TASK INPUTS Block Start
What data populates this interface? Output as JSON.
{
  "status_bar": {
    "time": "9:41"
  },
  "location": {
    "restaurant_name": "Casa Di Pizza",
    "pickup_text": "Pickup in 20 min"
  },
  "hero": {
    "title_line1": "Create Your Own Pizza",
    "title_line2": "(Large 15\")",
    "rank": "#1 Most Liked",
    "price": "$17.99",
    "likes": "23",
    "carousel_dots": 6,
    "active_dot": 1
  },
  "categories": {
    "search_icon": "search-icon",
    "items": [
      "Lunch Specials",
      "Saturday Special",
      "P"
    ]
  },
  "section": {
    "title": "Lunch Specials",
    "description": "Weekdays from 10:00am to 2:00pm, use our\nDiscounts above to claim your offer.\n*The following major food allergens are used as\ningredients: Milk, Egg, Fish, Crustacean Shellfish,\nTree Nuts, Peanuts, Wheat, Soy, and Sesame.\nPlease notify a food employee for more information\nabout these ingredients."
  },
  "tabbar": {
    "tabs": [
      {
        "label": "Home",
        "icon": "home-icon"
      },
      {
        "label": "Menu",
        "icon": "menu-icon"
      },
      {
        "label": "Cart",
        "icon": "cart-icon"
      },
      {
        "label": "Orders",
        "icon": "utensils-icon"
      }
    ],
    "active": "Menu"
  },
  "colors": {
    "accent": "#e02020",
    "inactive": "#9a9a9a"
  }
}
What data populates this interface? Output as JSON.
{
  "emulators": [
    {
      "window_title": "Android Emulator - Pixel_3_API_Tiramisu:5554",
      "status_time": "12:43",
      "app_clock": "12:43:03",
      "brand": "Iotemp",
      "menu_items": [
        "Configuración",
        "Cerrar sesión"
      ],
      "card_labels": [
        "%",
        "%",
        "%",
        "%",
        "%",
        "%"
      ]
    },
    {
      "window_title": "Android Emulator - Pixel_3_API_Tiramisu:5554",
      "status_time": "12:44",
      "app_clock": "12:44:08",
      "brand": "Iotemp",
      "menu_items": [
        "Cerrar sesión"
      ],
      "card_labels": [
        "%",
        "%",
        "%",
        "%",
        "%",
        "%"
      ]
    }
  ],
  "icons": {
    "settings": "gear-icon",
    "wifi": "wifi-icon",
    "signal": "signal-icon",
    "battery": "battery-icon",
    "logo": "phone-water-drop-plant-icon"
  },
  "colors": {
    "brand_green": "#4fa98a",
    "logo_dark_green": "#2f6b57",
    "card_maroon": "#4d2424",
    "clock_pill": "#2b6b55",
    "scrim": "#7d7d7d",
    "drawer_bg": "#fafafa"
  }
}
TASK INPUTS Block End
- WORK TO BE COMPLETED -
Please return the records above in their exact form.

- REPLY -
What data populates this interface? Output as JSON.
{
  "status_bar": {
    "time": "9:41"
  },
  "location": {
    "restaurant_name": "Casa Di Pizza",
    "pickup_text": "Pickup in 20 min"
  },
  "hero": {
    "title_line1": "Create Your Own Pizza",
    "title_line2": "(Large 15\")",
    "rank": "#1 Most Liked",
    "price": "$17.99",
    "likes": "23",
    "carousel_dots": 6,
    "active_dot": 1
  },
  "categories": {
    "search_icon": "search-icon",
    "items": [
      "Lunch Specials",
      "Saturday Special",
      "P"
    ]
  },
  "section": {
    "title": "Lunch Specials",
    "description": "Weekdays from 10:00am to 2:00pm, use our\nDiscounts above to claim your offer.\n*The following major food allergens are used as\ningredients: Milk, Egg, Fish, Crustacean Shellfish,\nTree Nuts, Peanuts, Wheat, Soy, and Sesame.\nPlease notify a food employee for more information\nabout these ingredients."
  },
  "tabbar": {
    "tabs": [
      {
        "label": "Home",
        "icon": "home-icon"
      },
      {
        "label": "Menu",
        "icon": "menu-icon"
      },
      {
        "label": "Cart",
        "icon": "cart-icon"
      },
      {
        "label": "Orders",
        "icon": "utensils-icon"
      }
    ],
    "active": "Menu"
  },
  "colors": {
    "accent": "#e02020",
    "inactive": "#9a9a9a"
  }
}
What data populates this interface? Output as JSON.
{
  "emulators": [
    {
      "window_title": "Android Emulator - Pixel_3_API_Tiramisu:5554",
      "status_time": "12:43",
      "app_clock": "12:43:03",
      "brand": "Iotemp",
      "menu_items": [
        "Configuración",
        "Cerrar sesión"
      ],
      "card_labels": [
        "%",
        "%",
        "%",
        "%",
        "%",
        "%"
      ]
    },
    {
      "window_title": "Android Emulator - Pixel_3_API_Tiramisu:5554",
      "status_time": "12:44",
      "app_clock": "12:44:08",
      "brand": "Iotemp",
      "menu_items": [
        "Cerrar sesión"
      ],
      "card_labels": [
        "%",
        "%",
        "%",
        "%",
        "%",
        "%"
      ]
    }
  ],
  "icons": {
    "settings": "gear-icon",
    "wifi": "wifi-icon",
    "signal": "signal-icon",
    "battery": "battery-icon",
    "logo": "phone-water-drop-plant-icon"
  },
  "colors": {
    "brand_green": "#4fa98a",
    "logo_dark_green": "#2f6b57",
    "card_maroon": "#4d2424",
    "clock_pill": "#2b6b55",
    "scrim": "#7d7d7d",
    "drawer_bg": "#fafafa"
  }
}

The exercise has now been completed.